» Problem: Could you restate the data word for word and drop the pictures?

» Given entries:
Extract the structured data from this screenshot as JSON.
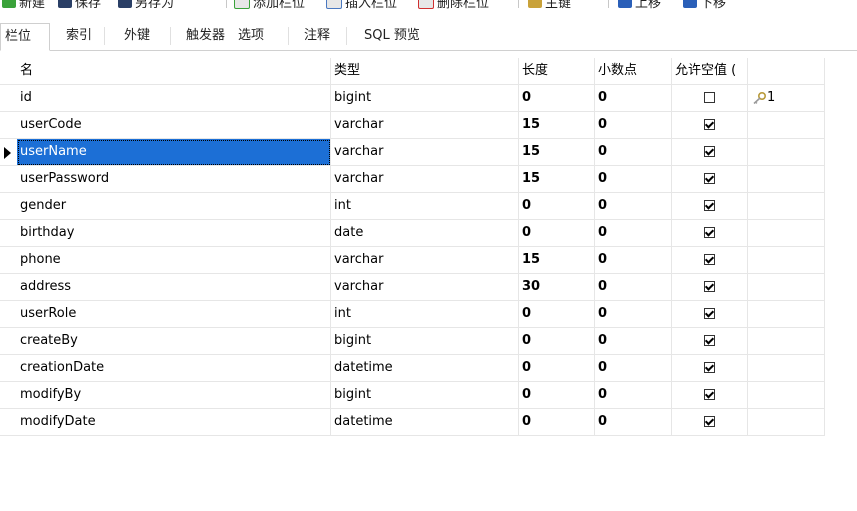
{
  "toolbar": {
    "new_label": "新建",
    "save_label": "保存",
    "saveas_label": "另存为",
    "add_field_label": "添加栏位",
    "insert_field_label": "插入栏位",
    "delete_field_label": "删除栏位",
    "primary_key_label": "主键",
    "move_up_label": "上移",
    "move_down_label": "下移"
  },
  "tabs": [
    {
      "label": "栏位"
    },
    {
      "label": "索引"
    },
    {
      "label": "外键"
    },
    {
      "label": "触发器"
    },
    {
      "label": "选项"
    },
    {
      "label": "注释"
    },
    {
      "label": "SQL 预览"
    }
  ],
  "grid": {
    "headers": {
      "name": "名",
      "type": "类型",
      "length": "长度",
      "decimals": "小数点",
      "allow_null": "允许空值 ("
    },
    "rows": [
      {
        "name": "id",
        "type": "bigint",
        "length": "0",
        "decimals": "0",
        "allow_null": false,
        "key": "1"
      },
      {
        "name": "userCode",
        "type": "varchar",
        "length": "15",
        "decimals": "0",
        "allow_null": true,
        "key": ""
      },
      {
        "name": "userName",
        "type": "varchar",
        "length": "15",
        "decimals": "0",
        "allow_null": true,
        "key": ""
      },
      {
        "name": "userPassword",
        "type": "varchar",
        "length": "15",
        "decimals": "0",
        "allow_null": true,
        "key": ""
      },
      {
        "name": "gender",
        "type": "int",
        "length": "0",
        "decimals": "0",
        "allow_null": true,
        "key": ""
      },
      {
        "name": "birthday",
        "type": "date",
        "length": "0",
        "decimals": "0",
        "allow_null": true,
        "key": ""
      },
      {
        "name": "phone",
        "type": "varchar",
        "length": "15",
        "decimals": "0",
        "allow_null": true,
        "key": ""
      },
      {
        "name": "address",
        "type": "varchar",
        "length": "30",
        "decimals": "0",
        "allow_null": true,
        "key": ""
      },
      {
        "name": "userRole",
        "type": "int",
        "length": "0",
        "decimals": "0",
        "allow_null": true,
        "key": ""
      },
      {
        "name": "createBy",
        "type": "bigint",
        "length": "0",
        "decimals": "0",
        "allow_null": true,
        "key": ""
      },
      {
        "name": "creationDate",
        "type": "datetime",
        "length": "0",
        "decimals": "0",
        "allow_null": true,
        "key": ""
      },
      {
        "name": "modifyBy",
        "type": "bigint",
        "length": "0",
        "decimals": "0",
        "allow_null": true,
        "key": ""
      },
      {
        "name": "modifyDate",
        "type": "datetime",
        "length": "0",
        "decimals": "0",
        "allow_null": true,
        "key": ""
      }
    ]
  },
  "colors": {
    "selection": "#1c6fd6",
    "grid_line": "#e6e6e6"
  }
}
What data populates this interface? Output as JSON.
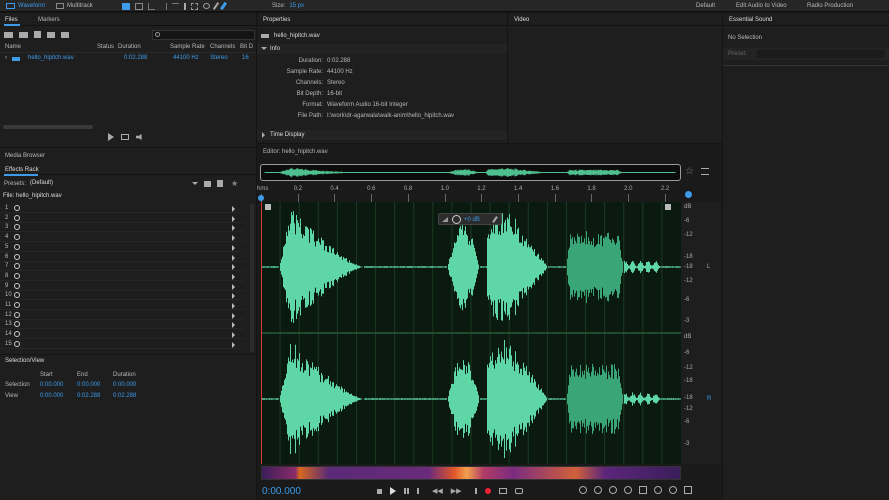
{
  "colors": {
    "accent": "#3d9bea",
    "waveform": "#5fd6a6",
    "waveform_dark": "#2e8e62",
    "background": "#141414",
    "panel": "#1e1e1e"
  },
  "toolbar": {
    "waveform_label": "Waveform",
    "multitrack_label": "Multitrack",
    "size_label": "Size:",
    "size_value": "15 px",
    "workspaces": [
      "Default",
      "Edit Audio to Video",
      "Radio Production"
    ]
  },
  "files_panel": {
    "tabs": [
      "Files",
      "Markers"
    ],
    "search_placeholder": "",
    "columns": [
      "Name",
      "Status",
      "Duration",
      "Sample Rate",
      "Channels",
      "Bit D"
    ],
    "rows": [
      {
        "name": "hello_hipitch.wav",
        "status": "",
        "duration": "0:02.288",
        "sample_rate": "44100 Hz",
        "channels": "Stereo",
        "bit_depth": "16"
      }
    ]
  },
  "media_browser": {
    "title": "Media Browser"
  },
  "effects_rack": {
    "title": "Effects Rack",
    "presets_label": "Presets:",
    "preset_value": "(Default)",
    "file_label": "File: hello_hipitch.wav",
    "slots": [
      "1",
      "2",
      "3",
      "4",
      "5",
      "6",
      "7",
      "8",
      "9",
      "10",
      "11",
      "12",
      "13",
      "14",
      "15"
    ]
  },
  "selection_view": {
    "title": "Selection/View",
    "columns": [
      "Start",
      "End",
      "Duration"
    ],
    "rows": [
      {
        "label": "Selection",
        "start": "0:00.000",
        "end": "0:00.000",
        "duration": "0:00.000"
      },
      {
        "label": "View",
        "start": "0:00.000",
        "end": "0:02.288",
        "duration": "0:02.288"
      }
    ]
  },
  "properties": {
    "title": "Properties",
    "file_name": "hello_hipitch.wav",
    "info_label": "Info",
    "info": [
      {
        "key": "Duration:",
        "value": "0:02.288"
      },
      {
        "key": "Sample Rate:",
        "value": "44100 Hz"
      },
      {
        "key": "Channels:",
        "value": "Stereo"
      },
      {
        "key": "Bit Depth:",
        "value": "16-bit"
      },
      {
        "key": "Format:",
        "value": "Waveform Audio 16-bit Integer"
      },
      {
        "key": "File Path:",
        "value": "I:\\work\\dr-agarwala\\walk-anim\\hello_hipitch.wav"
      }
    ],
    "time_display_label": "Time Display"
  },
  "video": {
    "title": "Video"
  },
  "essential_sound": {
    "title": "Essential Sound",
    "selection": "No Selection",
    "preset_label": "Preset:"
  },
  "editor": {
    "title": "Editor: hello_hipitch.wav",
    "ruler": [
      "hms",
      "0.2",
      "0.4",
      "0.6",
      "0.8",
      "1.0",
      "1.2",
      "1.4",
      "1.6",
      "1.8",
      "2.0",
      "2.2"
    ],
    "hud_gain": "+0 dB",
    "db_scale_top": [
      "dB",
      "-6",
      "-12",
      "-18",
      "-18",
      "-12",
      "-6"
    ],
    "db_scale_bottom": [
      "-3",
      "dB",
      "-6",
      "-12",
      "-18",
      "-18",
      "-12",
      "-6",
      "-3"
    ],
    "channel_left": "L",
    "channel_right": "R",
    "time": "0:00.000"
  }
}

» Answer section:
Extract the structured data from this screenshot as JSON.
{
  "toolbar": {
    "new_label": "新建",
    "save_label": "保存",
    "saveas_label": "另存为",
    "add_field_label": "添加栏位",
    "insert_field_label": "插入栏位",
    "delete_field_label": "删除栏位",
    "primary_key_label": "主键",
    "move_up_label": "上移",
    "move_down_label": "下移"
  },
  "tabs": [
    {
      "label": "栏位"
    },
    {
      "label": "索引"
    },
    {
      "label": "外键"
    },
    {
      "label": "触发器"
    },
    {
      "label": "选项"
    },
    {
      "label": "注释"
    },
    {
      "label": "SQL 预览"
    }
  ],
  "grid": {
    "headers": {
      "name": "名",
      "type": "类型",
      "length": "长度",
      "decimals": "小数点",
      "allow_null": "允许空值 ("
    },
    "rows": [
      {
        "name": "id",
        "type": "bigint",
        "length": "0",
        "decimals": "0",
        "allow_null": false,
        "key": "1"
      },
      {
        "name": "userCode",
        "type": "varchar",
        "length": "15",
        "decimals": "0",
        "allow_null": true,
        "key": ""
      },
      {
        "name": "userName",
        "type": "varchar",
        "length": "15",
        "decimals": "0",
        "allow_null": true,
        "key": ""
      },
      {
        "name": "userPassword",
        "type": "varchar",
        "length": "15",
        "decimals": "0",
        "allow_null": true,
        "key": ""
      },
      {
        "name": "gender",
        "type": "int",
        "length": "0",
        "decimals": "0",
        "allow_null": true,
        "key": ""
      },
      {
        "name": "birthday",
        "type": "date",
        "length": "0",
        "decimals": "0",
        "allow_null": true,
        "key": ""
      },
      {
        "name": "phone",
        "type": "varchar",
        "length": "15",
        "decimals": "0",
        "allow_null": true,
        "key": ""
      },
      {
        "name": "address",
        "type": "varchar",
        "length": "30",
        "decimals": "0",
        "allow_null": true,
        "key": ""
      },
      {
        "name": "userRole",
        "type": "int",
        "length": "0",
        "decimals": "0",
        "allow_null": true,
        "key": ""
      },
      {
        "name": "createBy",
        "type": "bigint",
        "length": "0",
        "decimals": "0",
        "allow_null": true,
        "key": ""
      },
      {
        "name": "creationDate",
        "type": "datetime",
        "length": "0",
        "decimals": "0",
        "allow_null": true,
        "key": ""
      },
      {
        "name": "modifyBy",
        "type": "bigint",
        "length": "0",
        "decimals": "0",
        "allow_null": true,
        "key": ""
      },
      {
        "name": "modifyDate",
        "type": "datetime",
        "length": "0",
        "decimals": "0",
        "allow_null": true,
        "key": ""
      }
    ]
  },
  "colors": {
    "selection": "#1c6fd6",
    "grid_line": "#e6e6e6"
  }
}
What data populates this interface? Output as JSON.
{
  "colors": {
    "accent": "#3d9bea",
    "waveform": "#5fd6a6",
    "waveform_dark": "#2e8e62",
    "background": "#141414",
    "panel": "#1e1e1e"
  },
  "toolbar": {
    "waveform_label": "Waveform",
    "multitrack_label": "Multitrack",
    "size_label": "Size:",
    "size_value": "15 px",
    "workspaces": [
      "Default",
      "Edit Audio to Video",
      "Radio Production"
    ]
  },
  "files_panel": {
    "tabs": [
      "Files",
      "Markers"
    ],
    "search_placeholder": "",
    "columns": [
      "Name",
      "Status",
      "Duration",
      "Sample Rate",
      "Channels",
      "Bit D"
    ],
    "rows": [
      {
        "name": "hello_hipitch.wav",
        "status": "",
        "duration": "0:02.288",
        "sample_rate": "44100 Hz",
        "channels": "Stereo",
        "bit_depth": "16"
      }
    ]
  },
  "media_browser": {
    "title": "Media Browser"
  },
  "effects_rack": {
    "title": "Effects Rack",
    "presets_label": "Presets:",
    "preset_value": "(Default)",
    "file_label": "File: hello_hipitch.wav",
    "slots": [
      "1",
      "2",
      "3",
      "4",
      "5",
      "6",
      "7",
      "8",
      "9",
      "10",
      "11",
      "12",
      "13",
      "14",
      "15"
    ]
  },
  "selection_view": {
    "title": "Selection/View",
    "columns": [
      "Start",
      "End",
      "Duration"
    ],
    "rows": [
      {
        "label": "Selection",
        "start": "0:00.000",
        "end": "0:00.000",
        "duration": "0:00.000"
      },
      {
        "label": "View",
        "start": "0:00.000",
        "end": "0:02.288",
        "duration": "0:02.288"
      }
    ]
  },
  "properties": {
    "title": "Properties",
    "file_name": "hello_hipitch.wav",
    "info_label": "Info",
    "info": [
      {
        "key": "Duration:",
        "value": "0:02.288"
      },
      {
        "key": "Sample Rate:",
        "value": "44100 Hz"
      },
      {
        "key": "Channels:",
        "value": "Stereo"
      },
      {
        "key": "Bit Depth:",
        "value": "16-bit"
      },
      {
        "key": "Format:",
        "value": "Waveform Audio 16-bit Integer"
      },
      {
        "key": "File Path:",
        "value": "I:\\work\\dr-agarwala\\walk-anim\\hello_hipitch.wav"
      }
    ],
    "time_display_label": "Time Display"
  },
  "video": {
    "title": "Video"
  },
  "essential_sound": {
    "title": "Essential Sound",
    "selection": "No Selection",
    "preset_label": "Preset:"
  },
  "editor": {
    "title": "Editor: hello_hipitch.wav",
    "ruler": [
      "hms",
      "0.2",
      "0.4",
      "0.6",
      "0.8",
      "1.0",
      "1.2",
      "1.4",
      "1.6",
      "1.8",
      "2.0",
      "2.2"
    ],
    "hud_gain": "+0 dB",
    "db_scale_top": [
      "dB",
      "-6",
      "-12",
      "-18",
      "-18",
      "-12",
      "-6"
    ],
    "db_scale_bottom": [
      "-3",
      "dB",
      "-6",
      "-12",
      "-18",
      "-18",
      "-12",
      "-6",
      "-3"
    ],
    "channel_left": "L",
    "channel_right": "R",
    "time": "0:00.000"
  }
}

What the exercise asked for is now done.